Dr. Brockton and investigators from Alberta Health Services and the University of Calgary are studying lifestyle and environmental factors related to the progression of colorectal cancer. Using information from all colorectal cancer patients, they hope to learn more about why some colorectal cancers advance faster than others, and how this might be prevented.
The spread of colorectal cancer (CRC) to the liver is the main cause of death from CRC. However, little research has tried to identify how the spread to the liver can be prevented, particularly by lifestyle changes.
The use of common pain-killing drugs has been linked to longer survival in CRC patients, suggesting that they may reduce or slow the spread of cancer. Likewise, higher levels of vitamin D in the blood have been linked to longer survival in CRC patients. Experiments have shown possible ways in which vitamin D and common pain-killing drugs might stop or slow the spread of CRC but this is the first study to examine the details of how these lifestyle factors could increase survival and reduce the risk of CRC spreading to the liver in a large number of CRC patients. We have already developed and implemented many of the methods which will be used in this study. If our theories are supported by this research, it may be possible to advise newly diagnosed CRC patients of additional low-risk measures they may use to improve their prospects. This study will also create valuable resources for future research.
This study is confined to our desired population cohort, which includes participants who are <80 years of age, diagnosed with stage II-III colorectal cancer, and reside within the Calgary Health Region.
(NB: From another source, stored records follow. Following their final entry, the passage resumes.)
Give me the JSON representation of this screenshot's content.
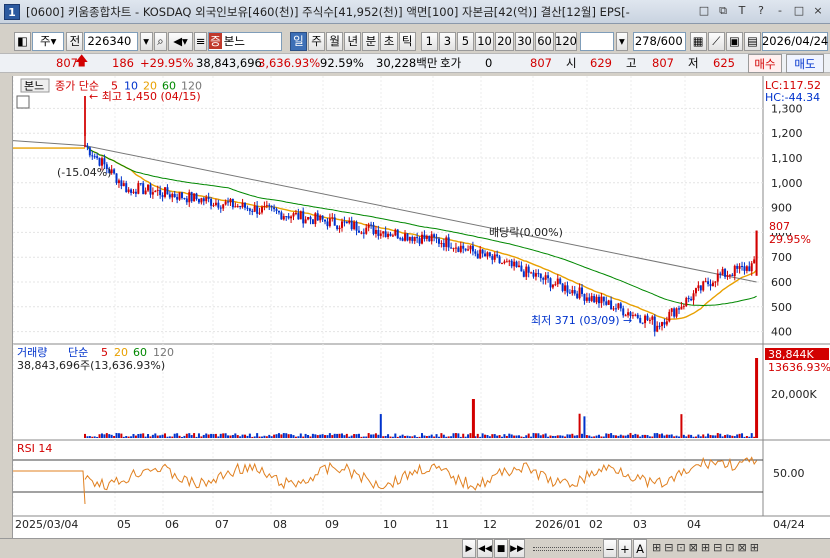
{
  "window": {
    "title": "[0600] 키움종합차트 - KOSDAQ 외국인보유[460(천)] 주식수[41,952(천)] 액면[100] 자본금[42(억)] 결산[12월] EPS[-",
    "badge": "1",
    "controls": [
      "□",
      "⧉",
      "T",
      "?",
      "-",
      "□",
      "×"
    ]
  },
  "toolbar": {
    "market": "주",
    "prefix": "전",
    "code": "226340",
    "stock_tag": "증",
    "stock_name": "본느",
    "periods": [
      "일",
      "주",
      "월",
      "년",
      "분",
      "초",
      "틱"
    ],
    "active_period": "일",
    "intervals": [
      "1",
      "3",
      "5",
      "10",
      "20",
      "30",
      "60",
      "120"
    ],
    "count": "278",
    "count_total": "/600",
    "date": "2026/04/24"
  },
  "quote": {
    "price": "807",
    "change": "186",
    "change_pct": "+29.95%",
    "volume": "38,843,696",
    "volume_pct": "3,636.93%",
    "turnover": "92.59%",
    "amount": "30,228백만",
    "hoga_label": "호가",
    "hoga": "0",
    "hoga_price": "807",
    "open_label": "시",
    "open": "629",
    "high_label": "고",
    "high": "807",
    "low_label": "저",
    "low": "625",
    "buy": "매수",
    "sell": "매도"
  },
  "price_panel": {
    "name_tag": "본느",
    "legend_label": "종가 단순",
    "ma": [
      "5",
      "10",
      "20",
      "60",
      "120"
    ],
    "ma_colors": [
      "#d20000",
      "#0033cc",
      "#e8a000",
      "#008800",
      "#777777"
    ],
    "lc": "LC:117.52",
    "hc": "HC:-44.34",
    "high_annot": "최고 1,450 (04/15)",
    "pct_annot": "(-15.04%)",
    "div_annot": "배당락(0.00%)",
    "low_annot": "최저 371 (03/09)",
    "last_price": "807",
    "last_pct": "29.95%",
    "y_ticks": [
      "1,300",
      "1,200",
      "1,100",
      "1,000",
      "900",
      "800",
      "700",
      "600",
      "500",
      "400"
    ]
  },
  "volume_panel": {
    "legend_label": "거래량",
    "legend_sub": "단순",
    "ma": [
      "5",
      "20",
      "60",
      "120"
    ],
    "info": "38,843,696주(13,636.93%)",
    "last": "38,844K",
    "last_pct": "13636.93%",
    "y_ticks": [
      "20,000K"
    ]
  },
  "rsi_panel": {
    "legend": "RSI 14",
    "y_ticks": [
      "50.00"
    ]
  },
  "x_axis": {
    "labels": [
      "2025/03/04",
      "05",
      "06",
      "07",
      "08",
      "09",
      "10",
      "11",
      "12",
      "2026/01",
      "02",
      "03",
      "04"
    ],
    "end_label": "04/24"
  },
  "bottom": {
    "nav": [
      "▶",
      "◀◀",
      "■",
      "▶▶"
    ],
    "zoom": [
      "−",
      "+",
      "A"
    ]
  },
  "colors": {
    "up": "#d20000",
    "down": "#0033cc",
    "accent": "#3d6fb6"
  }
}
Groups which are specifically excluded are individuals with a previous cancer diagnosis, language barrier, stage, 0, I, or IV colorectal cancer diagnosis, pre-operative chemotherapy, dementia, surgery before pre-operative blood was obtained, and individuals who do not intend to have surgery to treat their cancer.
Principal Investigator: Dr. Oliver Bathe
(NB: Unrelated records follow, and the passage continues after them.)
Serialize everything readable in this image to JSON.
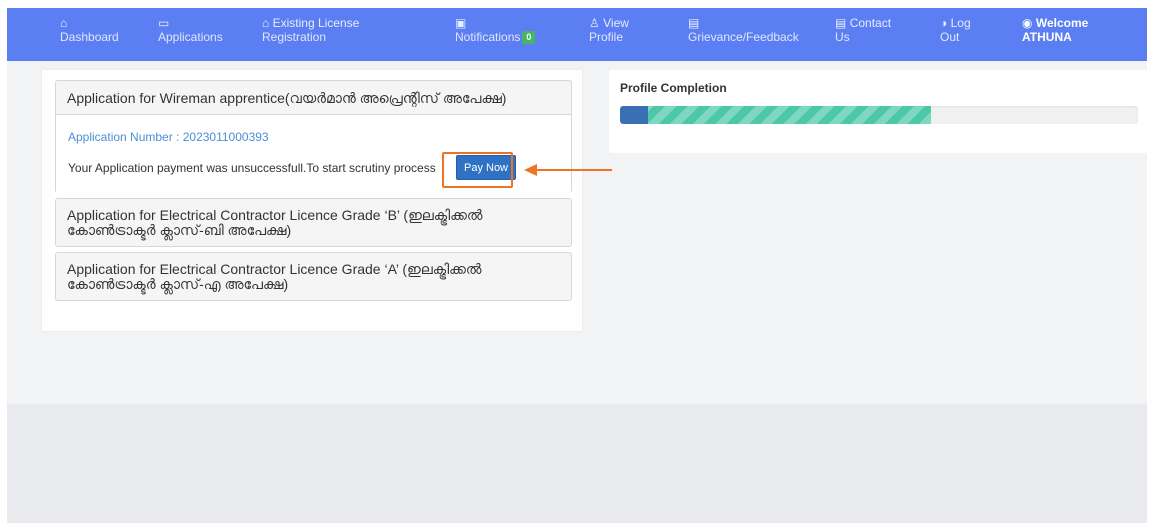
{
  "nav": {
    "items": [
      {
        "icon": "home-icon",
        "glyph": "⌂",
        "line1": "Dashboard"
      },
      {
        "icon": "copy-icon",
        "glyph": "▭",
        "line1": "Applications"
      },
      {
        "icon": "home-icon",
        "glyph": "⌂",
        "line1": "Existing License",
        "line2": "Registration"
      },
      {
        "icon": "bell-icon",
        "glyph": "▣",
        "line1": "Notifications",
        "badge": "0"
      },
      {
        "icon": "user-icon",
        "glyph": "♙",
        "line1": "View",
        "line2": "Profile"
      },
      {
        "icon": "document-icon",
        "glyph": "▤",
        "line1": "Grievance/Feedback"
      },
      {
        "icon": "document-icon",
        "glyph": "▤",
        "line1": "Contact",
        "line2": "Us"
      },
      {
        "icon": "power-icon",
        "glyph": "◑",
        "line1": "Log",
        "line2": "Out"
      },
      {
        "icon": "user-circle-icon",
        "glyph": "◉",
        "line1": "Welcome",
        "line2": "ATHUNA"
      }
    ]
  },
  "applications": {
    "wireman": {
      "title": "Application for Wireman apprentice(വയർമാൻ അപ്രെന്റിസ് അപേക്ഷ)",
      "number_label": "Application Number : 2023011000393",
      "message": "Your Application payment was unsuccessfull.To start scrutiny process",
      "pay_button": "Pay Now"
    },
    "grade_b": {
      "title_line1": "Application for Electrical Contractor Licence Grade ‘B’ (ഇലക്ട്രിക്കൽ",
      "title_line2": "കോൺട്രാക്ടർ ക്ലാസ്-ബി അപേക്ഷ)"
    },
    "grade_a": {
      "title_line1": "Application for Electrical Contractor Licence Grade ‘A’ (ഇലക്ട്രിക്കൽ",
      "title_line2": "കോൺട്രാക്ടർ ക്ലാസ്-എ അപേക്ഷ)"
    }
  },
  "profile": {
    "title": "Profile Completion",
    "progress_fraction": 0.6
  },
  "colors": {
    "nav_bg": "#5b7ff2",
    "highlight": "#ee7424",
    "progress_dark": "#3b6fb3",
    "progress_light": "#4cc8a8"
  }
}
Co-Investigators: Dr. Karen Kopciuk, Dr. David Hanley, Dr. Anthony Magliocco